Although the probe attempted to destroy itself, its self-destruct programming had apparently been at least marginally affected by either the frigid Hoth temperatures or the damage that was inflicted on it upon entering the Hoth system. The probe was almost destroyed entirely, though enough of it was left for Solo to retrieve and bring back to the base for memory scan. The base technicians and Alliance historian Voren Na'al were able to piece together some of the probe's memory circuits and learn many details concerning its particular mission experiences. Na'al used much of this data to help compile his subsequent reports on the history of the Rebellion during this period. Other probe droids were used during the actual Battle to locate Rebel installations.
Behind the scenesEdit
One of artist Jean "Moebius" Giraud's designs was used for the probe droid in The Empire Strikes Back. Later Star Wars films also share many visual characteristics with Giraud's work, particularly the depiction of Coruscant.
The film THX 1138 features numerous radio voices that sound strikingly similar to and likely influenced the strange electronic voice of the probe droid in Empire.
Star Wars: Rebellion: Prima's Official Strategy Guide explains that Imperial probe droids are equipped with small hyperdrives, enabling them to scout the galaxy without needing to be deployed by capital ships, for use in the video game Star Wars: Rebellion. This serves as the game-mechanics explanation for the absence of the Predator I Probe-Mate jump pod in Star Wars: Rebellion, which is the Viper probe droid's mode of hyperspace transportation.
Probe droids also appear in the 2006 video game LEGO Star Wars II: The Original Trilogy, a humorous take on the original trilogy in LEGO form.
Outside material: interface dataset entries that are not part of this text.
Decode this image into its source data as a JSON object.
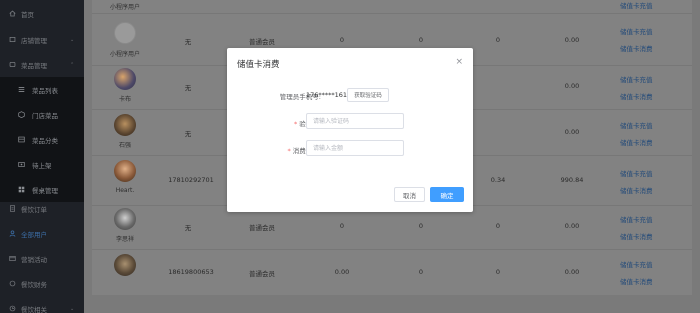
{
  "sidebar": {
    "items": [
      {
        "label": "首页",
        "icon": "home-icon"
      },
      {
        "label": "店铺管理",
        "icon": "store-icon"
      },
      {
        "label": "菜品管理",
        "icon": "dish-icon"
      },
      {
        "label": "菜品列表",
        "icon": "list-icon"
      },
      {
        "label": "门店菜品",
        "icon": "cube-icon"
      },
      {
        "label": "菜品分类",
        "icon": "category-icon"
      },
      {
        "label": "待上架",
        "icon": "shelf-icon"
      },
      {
        "label": "餐桌管理",
        "icon": "table-icon"
      },
      {
        "label": "餐饮订单",
        "icon": "order-icon"
      },
      {
        "label": "全部用户",
        "icon": "user-icon"
      },
      {
        "label": "营销活动",
        "icon": "marketing-icon"
      },
      {
        "label": "餐饮财务",
        "icon": "finance-icon"
      },
      {
        "label": "餐饮相关",
        "icon": "related-icon"
      }
    ]
  },
  "table": {
    "rows": [
      {
        "name": "小程序用户",
        "phone": "",
        "level": "",
        "c1": "",
        "c2": "",
        "c3": "",
        "c4": "",
        "actions": [
          "储值卡充值"
        ]
      },
      {
        "name": "小程序用户",
        "phone": "无",
        "level": "普通会员",
        "c1": "0",
        "c2": "0",
        "c3": "0",
        "c4": "0.00",
        "actions": [
          "储值卡充值",
          "储值卡消费"
        ]
      },
      {
        "name": "卡布",
        "phone": "无",
        "level": "",
        "c1": "",
        "c2": "",
        "c3": "",
        "c4": "0.00",
        "actions": [
          "储值卡充值",
          "储值卡消费"
        ]
      },
      {
        "name": "石强",
        "phone": "无",
        "level": "",
        "c1": "",
        "c2": "",
        "c3": "",
        "c4": "0.00",
        "actions": [
          "储值卡充值",
          "储值卡消费"
        ]
      },
      {
        "name": "Heart.",
        "phone": "17810292701",
        "level": "",
        "c1": "",
        "c2": "",
        "c3": "0.34",
        "c4": "990.84",
        "actions": [
          "储值卡充值",
          "储值卡消费"
        ]
      },
      {
        "name": "李思祥",
        "phone": "无",
        "level": "普通会员",
        "c1": "0",
        "c2": "0",
        "c3": "0",
        "c4": "0.00",
        "actions": [
          "储值卡充值",
          "储值卡消费"
        ]
      },
      {
        "name": "",
        "phone": "18619800653",
        "level": "普通会员",
        "c1": "0.00",
        "c2": "0",
        "c3": "0",
        "c4": "0.00",
        "actions": [
          "储值卡充值",
          "储值卡消费"
        ]
      }
    ]
  },
  "modal": {
    "title": "储值卡消费",
    "close": "×",
    "phone_label": "管理员手机号:",
    "phone_value": "176*****1615",
    "get_code": "获取验证码",
    "code_label": "验证码:",
    "code_placeholder": "请输入验证码",
    "amount_label": "消费金额:",
    "amount_placeholder": "请输入金额",
    "required_mark": "*",
    "cancel": "取消",
    "confirm": "确定"
  }
}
The game is also included in its 2007 compilation re-release.
It should be noted that the main image used on this article is a picture of the damaged model from the Lucasfilm Archives, with its right antenna bent slightly to the left.
- LEGO Star Wars: The Complete Saga
- LEGO Star Wars II: The Original Trilogy
- The Return of Tag & Bink: Special Edition
Notes and referencesEdit
- ↑ 1.00 1.01 1.02 1.03 1.04 1.05 1.06 1.07 1.08 1.09 1.10 1.11 1.12 1.13 1.14 1.15 1.16 1.17 1.18 1.19 1.20 1.21 1.22 1.23 1.24 1.25 1.26 1.27 1.28 Galaxy Guide 3: The Empire Strikes Back
- ↑ 2.0 2.1 2.2 2.3 Therefore I Am: The Tale of IG-88
- ↑ 3.0 3.1 Star Wars: Jedi Knight: Jedi Academy
- ↑ Star Wars: Rogue Squadron II: Rogue Leader: The Official Nintendo Player's Guide
- ↑ 5.0 5.1 5.2 Star Wars: Galactic Battlegrounds
- ↑ Deep Forest
- ↑ 7.0 7.1 Star Wars: Rogue Squadron
- ↑ Star Wars: Behind the Magic
- ↑ 9.0 9.1 Star Wars Episode V: The Empire Strikes Back novelization